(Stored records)
+++++
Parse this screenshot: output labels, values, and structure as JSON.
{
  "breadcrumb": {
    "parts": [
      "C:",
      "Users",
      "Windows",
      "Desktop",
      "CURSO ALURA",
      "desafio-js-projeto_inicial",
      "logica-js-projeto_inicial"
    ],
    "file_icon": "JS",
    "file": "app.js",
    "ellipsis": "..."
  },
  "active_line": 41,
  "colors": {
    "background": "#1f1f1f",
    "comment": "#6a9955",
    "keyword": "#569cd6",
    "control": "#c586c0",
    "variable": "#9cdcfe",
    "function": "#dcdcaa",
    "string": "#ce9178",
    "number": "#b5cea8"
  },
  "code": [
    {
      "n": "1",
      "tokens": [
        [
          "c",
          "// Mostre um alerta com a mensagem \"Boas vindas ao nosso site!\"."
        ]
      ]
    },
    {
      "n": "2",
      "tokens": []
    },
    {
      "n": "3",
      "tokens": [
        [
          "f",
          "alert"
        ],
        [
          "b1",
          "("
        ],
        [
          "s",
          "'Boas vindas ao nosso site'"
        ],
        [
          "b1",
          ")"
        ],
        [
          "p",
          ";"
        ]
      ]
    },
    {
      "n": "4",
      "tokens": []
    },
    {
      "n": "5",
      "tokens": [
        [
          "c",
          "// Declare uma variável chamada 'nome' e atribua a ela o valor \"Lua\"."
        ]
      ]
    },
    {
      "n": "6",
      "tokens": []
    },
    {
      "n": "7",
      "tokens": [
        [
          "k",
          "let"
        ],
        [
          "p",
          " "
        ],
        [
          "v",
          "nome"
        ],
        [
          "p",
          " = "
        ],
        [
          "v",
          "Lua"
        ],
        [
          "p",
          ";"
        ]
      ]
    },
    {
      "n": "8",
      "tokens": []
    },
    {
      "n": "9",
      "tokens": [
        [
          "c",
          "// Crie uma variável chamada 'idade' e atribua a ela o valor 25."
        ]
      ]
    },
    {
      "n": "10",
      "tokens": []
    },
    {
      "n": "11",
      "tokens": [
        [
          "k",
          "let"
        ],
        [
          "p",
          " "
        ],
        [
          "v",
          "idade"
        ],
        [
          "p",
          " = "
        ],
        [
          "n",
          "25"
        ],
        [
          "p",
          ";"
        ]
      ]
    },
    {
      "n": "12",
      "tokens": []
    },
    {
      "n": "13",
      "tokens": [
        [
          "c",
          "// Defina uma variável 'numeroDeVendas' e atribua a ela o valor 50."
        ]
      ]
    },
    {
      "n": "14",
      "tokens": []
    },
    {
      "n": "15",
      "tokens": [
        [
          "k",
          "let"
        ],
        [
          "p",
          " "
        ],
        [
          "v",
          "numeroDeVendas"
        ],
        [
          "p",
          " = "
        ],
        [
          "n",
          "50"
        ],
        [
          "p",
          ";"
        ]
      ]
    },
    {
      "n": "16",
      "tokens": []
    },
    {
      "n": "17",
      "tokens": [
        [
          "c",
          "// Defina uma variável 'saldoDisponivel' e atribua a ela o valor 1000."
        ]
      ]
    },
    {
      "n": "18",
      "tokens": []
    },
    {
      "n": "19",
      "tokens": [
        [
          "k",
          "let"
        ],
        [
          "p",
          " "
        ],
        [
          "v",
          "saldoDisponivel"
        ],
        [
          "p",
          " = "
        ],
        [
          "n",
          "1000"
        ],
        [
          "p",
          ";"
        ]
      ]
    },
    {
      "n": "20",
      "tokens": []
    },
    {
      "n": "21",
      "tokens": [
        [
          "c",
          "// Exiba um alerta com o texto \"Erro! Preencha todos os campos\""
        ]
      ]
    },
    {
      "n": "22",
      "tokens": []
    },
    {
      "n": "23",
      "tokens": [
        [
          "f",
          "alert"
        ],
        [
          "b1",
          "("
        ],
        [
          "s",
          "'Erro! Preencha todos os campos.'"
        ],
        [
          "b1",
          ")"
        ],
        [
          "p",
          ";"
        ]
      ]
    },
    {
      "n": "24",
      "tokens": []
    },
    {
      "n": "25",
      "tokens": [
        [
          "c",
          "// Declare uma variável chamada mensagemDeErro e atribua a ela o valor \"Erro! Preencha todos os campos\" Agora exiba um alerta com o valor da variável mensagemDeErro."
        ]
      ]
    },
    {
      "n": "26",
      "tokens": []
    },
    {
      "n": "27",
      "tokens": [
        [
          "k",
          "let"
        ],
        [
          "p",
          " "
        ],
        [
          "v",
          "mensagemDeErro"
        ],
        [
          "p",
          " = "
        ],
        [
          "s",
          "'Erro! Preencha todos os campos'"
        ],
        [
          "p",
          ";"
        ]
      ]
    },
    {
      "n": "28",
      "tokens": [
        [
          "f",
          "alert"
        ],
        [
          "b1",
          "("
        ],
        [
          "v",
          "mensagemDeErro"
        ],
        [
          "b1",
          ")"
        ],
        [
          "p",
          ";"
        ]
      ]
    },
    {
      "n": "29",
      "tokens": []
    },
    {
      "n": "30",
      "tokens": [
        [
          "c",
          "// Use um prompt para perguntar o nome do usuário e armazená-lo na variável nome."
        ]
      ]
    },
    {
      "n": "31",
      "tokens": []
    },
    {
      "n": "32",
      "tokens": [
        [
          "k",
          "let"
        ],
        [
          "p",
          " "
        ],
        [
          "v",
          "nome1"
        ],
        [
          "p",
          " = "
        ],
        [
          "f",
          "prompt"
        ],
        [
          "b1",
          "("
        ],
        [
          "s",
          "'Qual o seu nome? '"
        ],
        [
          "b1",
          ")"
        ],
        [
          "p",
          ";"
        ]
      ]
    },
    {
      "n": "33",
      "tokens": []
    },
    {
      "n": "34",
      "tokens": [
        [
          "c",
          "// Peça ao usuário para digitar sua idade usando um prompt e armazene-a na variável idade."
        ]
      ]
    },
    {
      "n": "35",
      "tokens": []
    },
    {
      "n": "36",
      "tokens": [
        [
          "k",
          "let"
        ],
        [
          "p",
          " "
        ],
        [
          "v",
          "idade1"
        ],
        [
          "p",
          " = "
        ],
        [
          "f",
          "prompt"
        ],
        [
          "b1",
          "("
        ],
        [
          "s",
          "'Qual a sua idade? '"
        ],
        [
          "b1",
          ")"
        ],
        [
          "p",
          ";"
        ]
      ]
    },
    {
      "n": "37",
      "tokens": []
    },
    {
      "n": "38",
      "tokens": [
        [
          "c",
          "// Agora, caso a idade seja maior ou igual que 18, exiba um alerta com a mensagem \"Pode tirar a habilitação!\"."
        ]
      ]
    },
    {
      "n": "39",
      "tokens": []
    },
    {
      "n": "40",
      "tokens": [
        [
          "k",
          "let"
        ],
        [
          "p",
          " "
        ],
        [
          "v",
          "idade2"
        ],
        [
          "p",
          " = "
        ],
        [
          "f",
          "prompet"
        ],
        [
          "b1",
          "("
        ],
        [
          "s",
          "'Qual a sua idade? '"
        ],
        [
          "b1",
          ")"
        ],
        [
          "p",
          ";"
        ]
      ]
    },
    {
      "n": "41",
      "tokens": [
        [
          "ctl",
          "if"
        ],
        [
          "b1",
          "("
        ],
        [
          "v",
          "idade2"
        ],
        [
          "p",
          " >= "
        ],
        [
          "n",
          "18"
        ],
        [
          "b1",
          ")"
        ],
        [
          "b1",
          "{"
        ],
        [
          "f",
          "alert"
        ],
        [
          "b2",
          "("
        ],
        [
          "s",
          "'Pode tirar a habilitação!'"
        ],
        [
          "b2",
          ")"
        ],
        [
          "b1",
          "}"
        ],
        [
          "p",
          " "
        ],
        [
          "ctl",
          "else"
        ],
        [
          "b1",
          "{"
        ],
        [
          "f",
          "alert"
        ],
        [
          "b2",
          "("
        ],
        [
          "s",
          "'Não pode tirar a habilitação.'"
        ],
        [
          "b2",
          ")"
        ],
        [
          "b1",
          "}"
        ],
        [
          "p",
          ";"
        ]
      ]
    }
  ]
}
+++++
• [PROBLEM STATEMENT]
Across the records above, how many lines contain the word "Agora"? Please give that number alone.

• [ANSWER]
2